# RECORDS SUPPLIED
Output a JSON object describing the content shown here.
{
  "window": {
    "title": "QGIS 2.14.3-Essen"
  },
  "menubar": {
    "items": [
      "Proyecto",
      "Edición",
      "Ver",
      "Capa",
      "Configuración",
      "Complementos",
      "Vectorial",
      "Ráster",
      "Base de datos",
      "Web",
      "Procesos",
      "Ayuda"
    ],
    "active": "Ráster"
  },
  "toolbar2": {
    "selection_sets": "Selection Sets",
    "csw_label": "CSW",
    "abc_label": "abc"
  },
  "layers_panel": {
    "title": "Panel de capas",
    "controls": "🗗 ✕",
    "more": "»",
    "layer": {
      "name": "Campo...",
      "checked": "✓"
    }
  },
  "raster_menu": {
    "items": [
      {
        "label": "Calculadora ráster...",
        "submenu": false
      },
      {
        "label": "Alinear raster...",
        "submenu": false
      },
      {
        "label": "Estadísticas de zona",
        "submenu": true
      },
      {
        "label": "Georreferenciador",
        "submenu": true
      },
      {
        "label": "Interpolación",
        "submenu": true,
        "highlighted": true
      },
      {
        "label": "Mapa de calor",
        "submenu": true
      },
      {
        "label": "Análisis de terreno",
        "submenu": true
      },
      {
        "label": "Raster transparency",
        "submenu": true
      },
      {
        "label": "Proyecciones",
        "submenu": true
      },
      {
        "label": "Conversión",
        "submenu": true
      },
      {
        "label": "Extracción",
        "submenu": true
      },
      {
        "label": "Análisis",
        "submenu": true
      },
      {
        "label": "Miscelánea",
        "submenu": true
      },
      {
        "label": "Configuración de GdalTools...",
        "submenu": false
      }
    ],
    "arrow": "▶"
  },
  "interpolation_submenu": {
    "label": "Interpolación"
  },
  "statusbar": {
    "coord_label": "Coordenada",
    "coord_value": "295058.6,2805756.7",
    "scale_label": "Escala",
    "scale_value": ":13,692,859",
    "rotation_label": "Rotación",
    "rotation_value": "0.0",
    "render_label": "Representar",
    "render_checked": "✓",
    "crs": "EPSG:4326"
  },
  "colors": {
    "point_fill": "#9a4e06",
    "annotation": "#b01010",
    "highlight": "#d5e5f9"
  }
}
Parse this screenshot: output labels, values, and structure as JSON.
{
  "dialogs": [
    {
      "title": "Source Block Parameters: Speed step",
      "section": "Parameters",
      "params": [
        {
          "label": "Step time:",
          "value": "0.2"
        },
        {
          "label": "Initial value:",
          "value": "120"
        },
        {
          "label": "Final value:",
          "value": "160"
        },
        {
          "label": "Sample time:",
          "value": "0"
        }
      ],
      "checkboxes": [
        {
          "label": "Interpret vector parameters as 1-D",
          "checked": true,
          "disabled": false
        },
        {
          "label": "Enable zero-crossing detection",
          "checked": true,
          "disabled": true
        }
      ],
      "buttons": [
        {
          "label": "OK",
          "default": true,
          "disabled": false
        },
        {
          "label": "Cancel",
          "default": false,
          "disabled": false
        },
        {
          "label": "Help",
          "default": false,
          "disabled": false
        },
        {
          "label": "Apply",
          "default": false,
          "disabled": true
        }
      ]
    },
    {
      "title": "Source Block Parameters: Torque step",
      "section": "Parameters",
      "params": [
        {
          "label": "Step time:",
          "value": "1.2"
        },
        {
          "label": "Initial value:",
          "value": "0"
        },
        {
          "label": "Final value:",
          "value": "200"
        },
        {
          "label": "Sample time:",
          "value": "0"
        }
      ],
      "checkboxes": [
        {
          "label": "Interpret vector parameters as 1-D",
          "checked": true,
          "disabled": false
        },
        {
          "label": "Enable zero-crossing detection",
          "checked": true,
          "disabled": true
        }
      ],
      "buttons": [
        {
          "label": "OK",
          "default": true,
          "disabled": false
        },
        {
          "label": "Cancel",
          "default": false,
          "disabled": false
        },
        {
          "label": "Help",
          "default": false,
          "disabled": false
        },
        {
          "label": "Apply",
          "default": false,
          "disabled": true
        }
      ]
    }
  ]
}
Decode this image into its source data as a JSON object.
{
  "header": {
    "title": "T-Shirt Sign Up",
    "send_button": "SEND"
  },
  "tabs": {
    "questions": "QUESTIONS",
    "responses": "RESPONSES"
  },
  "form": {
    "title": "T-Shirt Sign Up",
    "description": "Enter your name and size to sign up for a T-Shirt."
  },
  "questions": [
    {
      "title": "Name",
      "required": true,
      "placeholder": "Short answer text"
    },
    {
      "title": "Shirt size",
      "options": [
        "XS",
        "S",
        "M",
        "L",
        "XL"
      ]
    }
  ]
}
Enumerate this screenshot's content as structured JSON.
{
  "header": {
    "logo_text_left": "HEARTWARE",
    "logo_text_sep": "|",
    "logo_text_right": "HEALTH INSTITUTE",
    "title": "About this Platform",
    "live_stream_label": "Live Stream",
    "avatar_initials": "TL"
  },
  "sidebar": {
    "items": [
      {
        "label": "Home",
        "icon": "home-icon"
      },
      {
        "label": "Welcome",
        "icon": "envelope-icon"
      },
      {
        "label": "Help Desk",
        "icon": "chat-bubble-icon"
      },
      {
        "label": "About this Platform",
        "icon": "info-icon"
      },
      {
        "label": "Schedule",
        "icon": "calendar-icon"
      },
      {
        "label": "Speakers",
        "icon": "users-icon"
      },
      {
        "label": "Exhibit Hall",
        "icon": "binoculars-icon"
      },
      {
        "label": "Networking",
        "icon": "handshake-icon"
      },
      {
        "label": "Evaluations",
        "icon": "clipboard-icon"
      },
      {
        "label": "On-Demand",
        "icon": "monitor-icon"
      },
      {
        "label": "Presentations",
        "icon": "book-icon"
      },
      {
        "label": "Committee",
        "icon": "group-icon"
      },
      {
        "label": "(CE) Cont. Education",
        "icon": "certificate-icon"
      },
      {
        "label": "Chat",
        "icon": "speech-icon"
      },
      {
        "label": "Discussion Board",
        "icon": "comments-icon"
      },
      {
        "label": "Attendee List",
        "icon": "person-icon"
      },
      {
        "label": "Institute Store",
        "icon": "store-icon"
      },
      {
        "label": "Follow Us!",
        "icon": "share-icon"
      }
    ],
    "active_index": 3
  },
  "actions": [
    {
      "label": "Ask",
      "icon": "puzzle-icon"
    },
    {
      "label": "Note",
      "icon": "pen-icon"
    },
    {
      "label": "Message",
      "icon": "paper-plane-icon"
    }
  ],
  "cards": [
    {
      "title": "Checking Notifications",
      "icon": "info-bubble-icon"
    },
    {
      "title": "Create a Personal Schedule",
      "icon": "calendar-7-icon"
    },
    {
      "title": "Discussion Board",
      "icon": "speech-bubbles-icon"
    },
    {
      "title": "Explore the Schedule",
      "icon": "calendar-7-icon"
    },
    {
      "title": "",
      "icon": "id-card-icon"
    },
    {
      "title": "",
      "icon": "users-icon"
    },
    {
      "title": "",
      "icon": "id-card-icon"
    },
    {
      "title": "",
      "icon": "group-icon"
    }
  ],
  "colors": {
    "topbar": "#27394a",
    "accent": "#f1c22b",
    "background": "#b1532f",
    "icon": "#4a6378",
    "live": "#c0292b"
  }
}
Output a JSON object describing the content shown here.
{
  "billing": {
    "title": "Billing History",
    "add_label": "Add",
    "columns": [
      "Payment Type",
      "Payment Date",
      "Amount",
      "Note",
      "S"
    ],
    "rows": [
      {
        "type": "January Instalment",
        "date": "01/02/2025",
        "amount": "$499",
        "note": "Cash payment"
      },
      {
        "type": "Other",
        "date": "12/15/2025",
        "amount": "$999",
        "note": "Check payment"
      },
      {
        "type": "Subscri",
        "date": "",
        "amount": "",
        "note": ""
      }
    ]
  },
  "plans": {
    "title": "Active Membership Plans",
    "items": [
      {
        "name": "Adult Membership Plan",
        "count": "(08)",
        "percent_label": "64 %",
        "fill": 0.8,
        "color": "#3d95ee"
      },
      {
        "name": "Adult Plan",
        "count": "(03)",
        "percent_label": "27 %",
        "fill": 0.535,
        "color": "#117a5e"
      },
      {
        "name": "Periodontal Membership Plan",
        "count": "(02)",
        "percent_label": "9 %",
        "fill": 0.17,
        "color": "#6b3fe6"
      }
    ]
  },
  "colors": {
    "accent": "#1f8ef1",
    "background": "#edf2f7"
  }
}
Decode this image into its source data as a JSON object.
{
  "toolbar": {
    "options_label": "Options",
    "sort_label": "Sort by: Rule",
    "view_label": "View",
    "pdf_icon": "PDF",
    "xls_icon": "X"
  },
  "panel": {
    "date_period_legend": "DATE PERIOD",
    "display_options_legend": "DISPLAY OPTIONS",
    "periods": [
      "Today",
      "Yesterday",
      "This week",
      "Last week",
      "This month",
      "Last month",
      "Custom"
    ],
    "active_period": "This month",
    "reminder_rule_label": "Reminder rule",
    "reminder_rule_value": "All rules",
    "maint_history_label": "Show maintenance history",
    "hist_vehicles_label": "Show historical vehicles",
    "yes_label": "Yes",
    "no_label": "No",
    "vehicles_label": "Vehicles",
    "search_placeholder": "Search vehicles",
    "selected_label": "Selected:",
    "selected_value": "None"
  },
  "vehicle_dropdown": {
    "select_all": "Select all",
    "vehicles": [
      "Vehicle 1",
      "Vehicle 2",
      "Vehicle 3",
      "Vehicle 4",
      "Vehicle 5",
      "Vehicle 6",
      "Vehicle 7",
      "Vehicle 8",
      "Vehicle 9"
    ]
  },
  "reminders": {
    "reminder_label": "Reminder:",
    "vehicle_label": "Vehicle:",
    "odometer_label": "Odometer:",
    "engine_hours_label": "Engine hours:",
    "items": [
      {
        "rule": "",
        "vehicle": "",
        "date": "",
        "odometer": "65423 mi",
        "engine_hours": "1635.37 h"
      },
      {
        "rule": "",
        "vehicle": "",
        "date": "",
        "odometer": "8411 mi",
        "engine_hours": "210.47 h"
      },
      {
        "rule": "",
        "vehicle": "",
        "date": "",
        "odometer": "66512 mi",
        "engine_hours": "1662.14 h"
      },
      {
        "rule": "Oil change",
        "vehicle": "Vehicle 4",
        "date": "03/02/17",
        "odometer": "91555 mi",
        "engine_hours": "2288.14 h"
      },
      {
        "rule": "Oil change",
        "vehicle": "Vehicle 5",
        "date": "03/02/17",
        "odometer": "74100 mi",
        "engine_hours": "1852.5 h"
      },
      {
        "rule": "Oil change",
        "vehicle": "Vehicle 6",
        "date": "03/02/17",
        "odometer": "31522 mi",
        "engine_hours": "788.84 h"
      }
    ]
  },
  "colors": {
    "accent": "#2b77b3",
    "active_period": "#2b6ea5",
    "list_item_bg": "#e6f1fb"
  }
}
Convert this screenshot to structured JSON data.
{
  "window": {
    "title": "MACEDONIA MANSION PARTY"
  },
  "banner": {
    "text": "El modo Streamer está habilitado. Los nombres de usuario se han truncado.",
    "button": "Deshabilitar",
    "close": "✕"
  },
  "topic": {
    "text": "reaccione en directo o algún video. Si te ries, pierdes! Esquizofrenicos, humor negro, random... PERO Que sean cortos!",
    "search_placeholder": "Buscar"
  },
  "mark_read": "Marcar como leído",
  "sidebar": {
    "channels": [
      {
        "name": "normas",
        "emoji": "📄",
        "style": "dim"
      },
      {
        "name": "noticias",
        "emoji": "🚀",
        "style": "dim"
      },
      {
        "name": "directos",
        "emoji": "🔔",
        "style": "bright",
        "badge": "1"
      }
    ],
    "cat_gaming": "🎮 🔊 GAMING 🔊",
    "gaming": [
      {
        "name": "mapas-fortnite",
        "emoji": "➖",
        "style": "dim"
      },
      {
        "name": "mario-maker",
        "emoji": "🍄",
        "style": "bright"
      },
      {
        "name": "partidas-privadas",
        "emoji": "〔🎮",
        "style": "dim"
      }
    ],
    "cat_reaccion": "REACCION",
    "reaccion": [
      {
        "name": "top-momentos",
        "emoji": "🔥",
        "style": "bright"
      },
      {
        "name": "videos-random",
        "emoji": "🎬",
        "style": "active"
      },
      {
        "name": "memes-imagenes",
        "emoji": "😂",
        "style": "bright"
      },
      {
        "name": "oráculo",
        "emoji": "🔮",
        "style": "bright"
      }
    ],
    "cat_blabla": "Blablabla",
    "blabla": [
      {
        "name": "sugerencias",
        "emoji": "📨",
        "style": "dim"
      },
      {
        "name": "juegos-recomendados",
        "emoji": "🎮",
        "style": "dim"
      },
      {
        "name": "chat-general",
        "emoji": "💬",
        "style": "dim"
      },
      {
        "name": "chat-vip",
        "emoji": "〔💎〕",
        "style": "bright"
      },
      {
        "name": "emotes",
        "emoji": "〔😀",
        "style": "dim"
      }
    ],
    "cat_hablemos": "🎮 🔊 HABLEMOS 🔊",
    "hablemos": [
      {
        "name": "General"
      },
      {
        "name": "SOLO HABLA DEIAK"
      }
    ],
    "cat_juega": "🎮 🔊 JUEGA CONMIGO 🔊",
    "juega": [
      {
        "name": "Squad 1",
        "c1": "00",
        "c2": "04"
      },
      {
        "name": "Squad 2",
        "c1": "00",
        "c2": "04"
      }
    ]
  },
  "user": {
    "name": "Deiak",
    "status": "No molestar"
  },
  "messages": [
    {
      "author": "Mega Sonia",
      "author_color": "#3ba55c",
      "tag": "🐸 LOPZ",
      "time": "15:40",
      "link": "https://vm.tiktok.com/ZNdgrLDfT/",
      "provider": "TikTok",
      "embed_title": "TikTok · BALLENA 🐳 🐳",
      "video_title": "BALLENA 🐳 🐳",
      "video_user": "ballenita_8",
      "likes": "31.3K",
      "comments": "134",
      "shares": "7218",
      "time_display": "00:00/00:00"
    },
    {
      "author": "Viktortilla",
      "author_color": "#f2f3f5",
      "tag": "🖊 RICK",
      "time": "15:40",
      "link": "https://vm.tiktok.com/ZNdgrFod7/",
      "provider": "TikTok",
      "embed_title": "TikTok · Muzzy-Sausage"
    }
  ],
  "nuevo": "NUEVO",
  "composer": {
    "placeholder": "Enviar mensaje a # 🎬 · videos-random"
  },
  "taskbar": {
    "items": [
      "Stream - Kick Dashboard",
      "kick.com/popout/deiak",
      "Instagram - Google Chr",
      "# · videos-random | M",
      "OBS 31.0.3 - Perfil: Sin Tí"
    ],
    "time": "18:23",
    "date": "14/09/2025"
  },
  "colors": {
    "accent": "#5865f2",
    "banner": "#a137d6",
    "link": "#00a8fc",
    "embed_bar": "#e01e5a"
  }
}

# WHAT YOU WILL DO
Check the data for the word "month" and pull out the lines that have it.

# ANSWER TO THIS TASK
      "This month",
      "Last month",
    "active_period": "This month",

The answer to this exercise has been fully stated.